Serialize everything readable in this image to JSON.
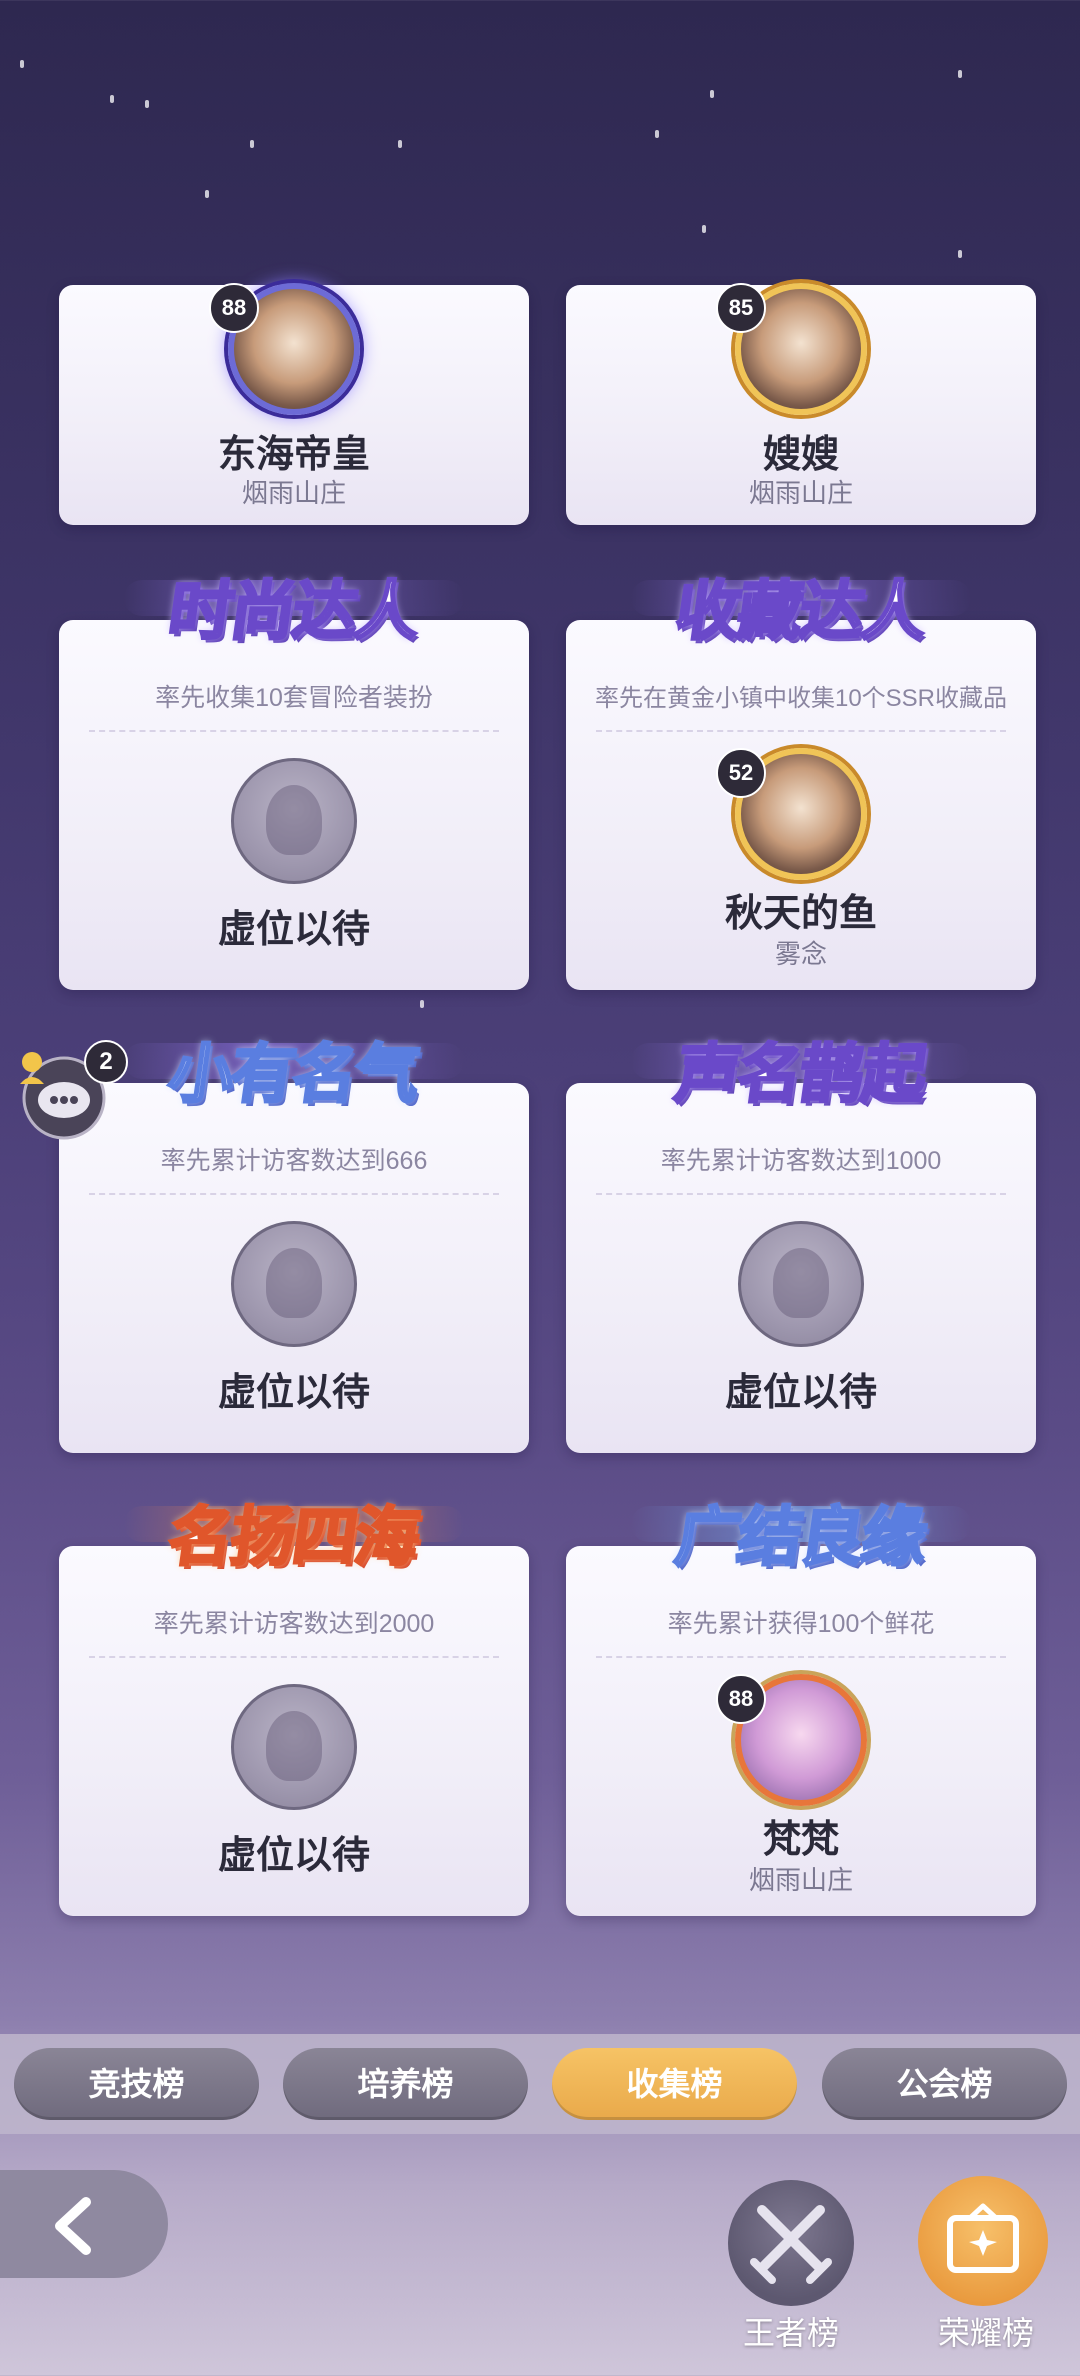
{
  "top_cards": [
    {
      "level": "88",
      "name": "东海帝皇",
      "guild": "烟雨山庄"
    },
    {
      "level": "85",
      "name": "嫂嫂",
      "guild": "烟雨山庄"
    }
  ],
  "achievements": [
    {
      "title": "时尚达人",
      "desc": "率先收集10套冒险者装扮",
      "status": "虚位以待"
    },
    {
      "title": "收藏达人",
      "desc": "率先在黄金小镇中收集10个SSR收藏品",
      "level": "52",
      "name": "秋天的鱼",
      "guild": "雾念"
    },
    {
      "title": "小有名气",
      "desc": "率先累计访客数达到666",
      "status": "虚位以待"
    },
    {
      "title": "声名鹊起",
      "desc": "率先累计访客数达到1000",
      "status": "虚位以待"
    },
    {
      "title": "名扬四海",
      "desc": "率先累计访客数达到2000",
      "status": "虚位以待"
    },
    {
      "title": "广结良缘",
      "desc": "率先累计获得100个鲜花",
      "level": "88",
      "name": "梵梵",
      "guild": "烟雨山庄"
    }
  ],
  "chat": {
    "badge": "2"
  },
  "tabs": [
    {
      "label": "竞技榜"
    },
    {
      "label": "培养榜"
    },
    {
      "label": "收集榜"
    },
    {
      "label": "公会榜"
    }
  ],
  "bottom": {
    "king_label": "王者榜",
    "glory_label": "荣耀榜"
  },
  "colors": {
    "active_tab": "#f0b657",
    "tab": "#7d788b"
  }
}
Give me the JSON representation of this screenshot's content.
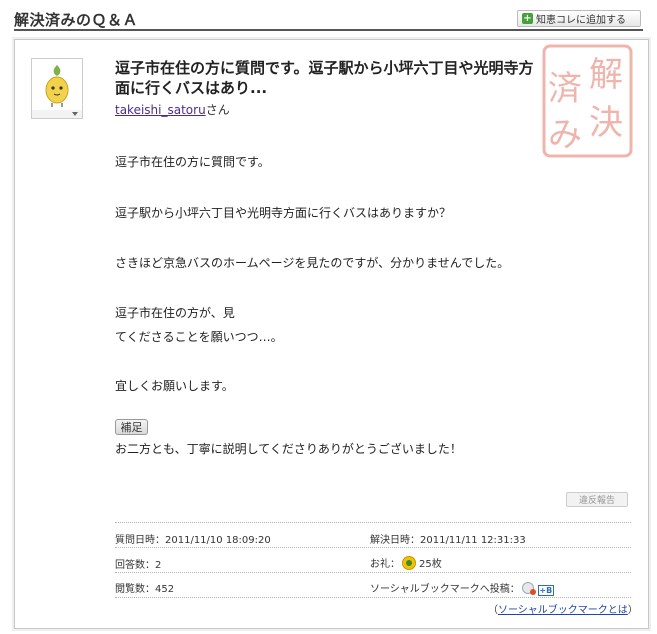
{
  "header": {
    "title": "解決済みのＱ＆Ａ",
    "add_button": {
      "icon": "plus-icon",
      "label": "知恵コレに追加する"
    }
  },
  "stamp": {
    "chars": [
      "解",
      "決",
      "済",
      "み"
    ]
  },
  "question": {
    "title": "逗子市在住の方に質問です。逗子駅から小坪六丁目や光明寺方面に行くバスはあり...",
    "user_name": "takeishi_satoru",
    "user_suffix": "さん",
    "body": {
      "p1": "逗子市在住の方に質問です。",
      "p2": "逗子駅から小坪六丁目や光明寺方面に行くバスはありますか？",
      "p3": "さきほど京急バスのホームページを見たのですが、分かりませんでした。",
      "p4a": "逗子市在住の方が、見",
      "p4b": "てくださることを願いつつ…。",
      "p5": "宜しくお願いします。"
    },
    "supplement_label": "補足",
    "supplement_text": "お二方とも、丁寧に説明してくださりありがとうございました！",
    "report_label": "違反報告"
  },
  "meta": {
    "asked_label": "質問日時：",
    "asked_value": "2011/11/10 18:09:20",
    "resolved_label": "解決日時：",
    "resolved_value": "2011/11/11 12:31:33",
    "answers_label": "回答数：",
    "answers_value": "2",
    "reward_label": "お礼：",
    "reward_value": "25枚",
    "views_label": "閲覧数：",
    "views_value": "452",
    "bookmark_label": "ソーシャルブックマークへ投稿：",
    "bookmark_about_open": "（",
    "bookmark_about_link": "ソーシャルブックマークとは",
    "bookmark_about_close": "）"
  },
  "colors": {
    "link": "#4b2c8c",
    "stamp": "#e27a6a",
    "add_icon": "#46a13a",
    "coin": "#f2c200"
  }
}
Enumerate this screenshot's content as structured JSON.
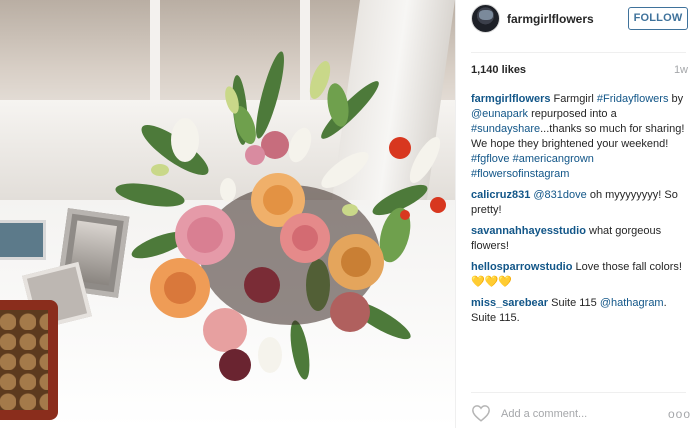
{
  "post": {
    "username": "farmgirlflowers",
    "follow_label": "FOLLOW",
    "likes": "1,140 likes",
    "age": "1w"
  },
  "caption": {
    "user": "farmgirlflowers",
    "part1": " Farmgirl ",
    "tag1": "#Fridayflowers",
    "part2": " by ",
    "mention": "@eunapark",
    "part3": " repurposed into a ",
    "tag2": "#sundayshare",
    "part4": "...thanks so much for sharing! We hope they brightened your weekend! ",
    "tag3": "#fgflove",
    "space": " ",
    "tag4": "#americangrown",
    "tag5": "#flowersofinstagram"
  },
  "comments": [
    {
      "user": "calicruz831",
      "mention": "@831dove",
      "text": " oh myyyyyyyy! So pretty!"
    },
    {
      "user": "savannahhayesstudio",
      "text": " what gorgeous flowers!"
    },
    {
      "user": "hellosparrowstudio",
      "text": " Love those fall colors!",
      "emoji": "💛💛💛"
    },
    {
      "user": "miss_sarebear",
      "text": " Suite 115 ",
      "mention": "@hathagram",
      "tail": ". Suite 115."
    }
  ],
  "footer": {
    "placeholder": "Add a comment...",
    "more": "ooo"
  },
  "icons": {
    "heart": "heart-outline-icon",
    "more": "ellipsis-icon"
  },
  "colors": {
    "link": "#125688",
    "follow": "#3f729b",
    "muted": "#a5a7aa"
  }
}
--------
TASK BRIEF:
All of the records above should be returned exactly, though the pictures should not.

THE ANSWER:
Serialize everything readable in this image to JSON.
{
  "top_cards": [
    {
      "level": "88",
      "name": "东海帝皇",
      "guild": "烟雨山庄"
    },
    {
      "level": "85",
      "name": "嫂嫂",
      "guild": "烟雨山庄"
    }
  ],
  "achievements": [
    {
      "title": "时尚达人",
      "desc": "率先收集10套冒险者装扮",
      "status": "虚位以待"
    },
    {
      "title": "收藏达人",
      "desc": "率先在黄金小镇中收集10个SSR收藏品",
      "level": "52",
      "name": "秋天的鱼",
      "guild": "雾念"
    },
    {
      "title": "小有名气",
      "desc": "率先累计访客数达到666",
      "status": "虚位以待"
    },
    {
      "title": "声名鹊起",
      "desc": "率先累计访客数达到1000",
      "status": "虚位以待"
    },
    {
      "title": "名扬四海",
      "desc": "率先累计访客数达到2000",
      "status": "虚位以待"
    },
    {
      "title": "广结良缘",
      "desc": "率先累计获得100个鲜花",
      "level": "88",
      "name": "梵梵",
      "guild": "烟雨山庄"
    }
  ],
  "chat": {
    "badge": "2"
  },
  "tabs": [
    {
      "label": "竞技榜"
    },
    {
      "label": "培养榜"
    },
    {
      "label": "收集榜"
    },
    {
      "label": "公会榜"
    }
  ],
  "bottom": {
    "king_label": "王者榜",
    "glory_label": "荣耀榜"
  },
  "colors": {
    "active_tab": "#f0b657",
    "tab": "#7d788b"
  }
}
Give me the JSON representation of this screenshot's content.
{
  "header": {
    "title": "解決済みのＱ＆Ａ",
    "add_button": {
      "icon": "plus-icon",
      "label": "知恵コレに追加する"
    }
  },
  "stamp": {
    "chars": [
      "解",
      "決",
      "済",
      "み"
    ]
  },
  "question": {
    "title": "逗子市在住の方に質問です。逗子駅から小坪六丁目や光明寺方面に行くバスはあり...",
    "user_name": "takeishi_satoru",
    "user_suffix": "さん",
    "body": {
      "p1": "逗子市在住の方に質問です。",
      "p2": "逗子駅から小坪六丁目や光明寺方面に行くバスはありますか？",
      "p3": "さきほど京急バスのホームページを見たのですが、分かりませんでした。",
      "p4a": "逗子市在住の方が、見",
      "p4b": "てくださることを願いつつ…。",
      "p5": "宜しくお願いします。"
    },
    "supplement_label": "補足",
    "supplement_text": "お二方とも、丁寧に説明してくださりありがとうございました！",
    "report_label": "違反報告"
  },
  "meta": {
    "asked_label": "質問日時：",
    "asked_value": "2011/11/10 18:09:20",
    "resolved_label": "解決日時：",
    "resolved_value": "2011/11/11 12:31:33",
    "answers_label": "回答数：",
    "answers_value": "2",
    "reward_label": "お礼：",
    "reward_value": "25枚",
    "views_label": "閲覧数：",
    "views_value": "452",
    "bookmark_label": "ソーシャルブックマークへ投稿：",
    "bookmark_about_open": "（",
    "bookmark_about_link": "ソーシャルブックマークとは",
    "bookmark_about_close": "）"
  },
  "colors": {
    "link": "#4b2c8c",
    "stamp": "#e27a6a",
    "add_icon": "#46a13a",
    "coin": "#f2c200"
  }
}
Enumerate this screenshot's content as structured JSON.
{
  "post": {
    "username": "farmgirlflowers",
    "follow_label": "FOLLOW",
    "likes": "1,140 likes",
    "age": "1w"
  },
  "caption": {
    "user": "farmgirlflowers",
    "part1": " Farmgirl ",
    "tag1": "#Fridayflowers",
    "part2": " by ",
    "mention": "@eunapark",
    "part3": " repurposed into a ",
    "tag2": "#sundayshare",
    "part4": "...thanks so much for sharing! We hope they brightened your weekend! ",
    "tag3": "#fgflove",
    "space": " ",
    "tag4": "#americangrown",
    "tag5": "#flowersofinstagram"
  },
  "comments": [
    {
      "user": "calicruz831",
      "mention": "@831dove",
      "text": " oh myyyyyyyy! So pretty!"
    },
    {
      "user": "savannahhayesstudio",
      "text": " what gorgeous flowers!"
    },
    {
      "user": "hellosparrowstudio",
      "text": " Love those fall colors!",
      "emoji": "💛💛💛"
    },
    {
      "user": "miss_sarebear",
      "text": " Suite 115 ",
      "mention": "@hathagram",
      "tail": ". Suite 115."
    }
  ],
  "footer": {
    "placeholder": "Add a comment...",
    "more": "ooo"
  },
  "icons": {
    "heart": "heart-outline-icon",
    "more": "ellipsis-icon"
  },
  "colors": {
    "link": "#125688",
    "follow": "#3f729b",
    "muted": "#a5a7aa"
  }
}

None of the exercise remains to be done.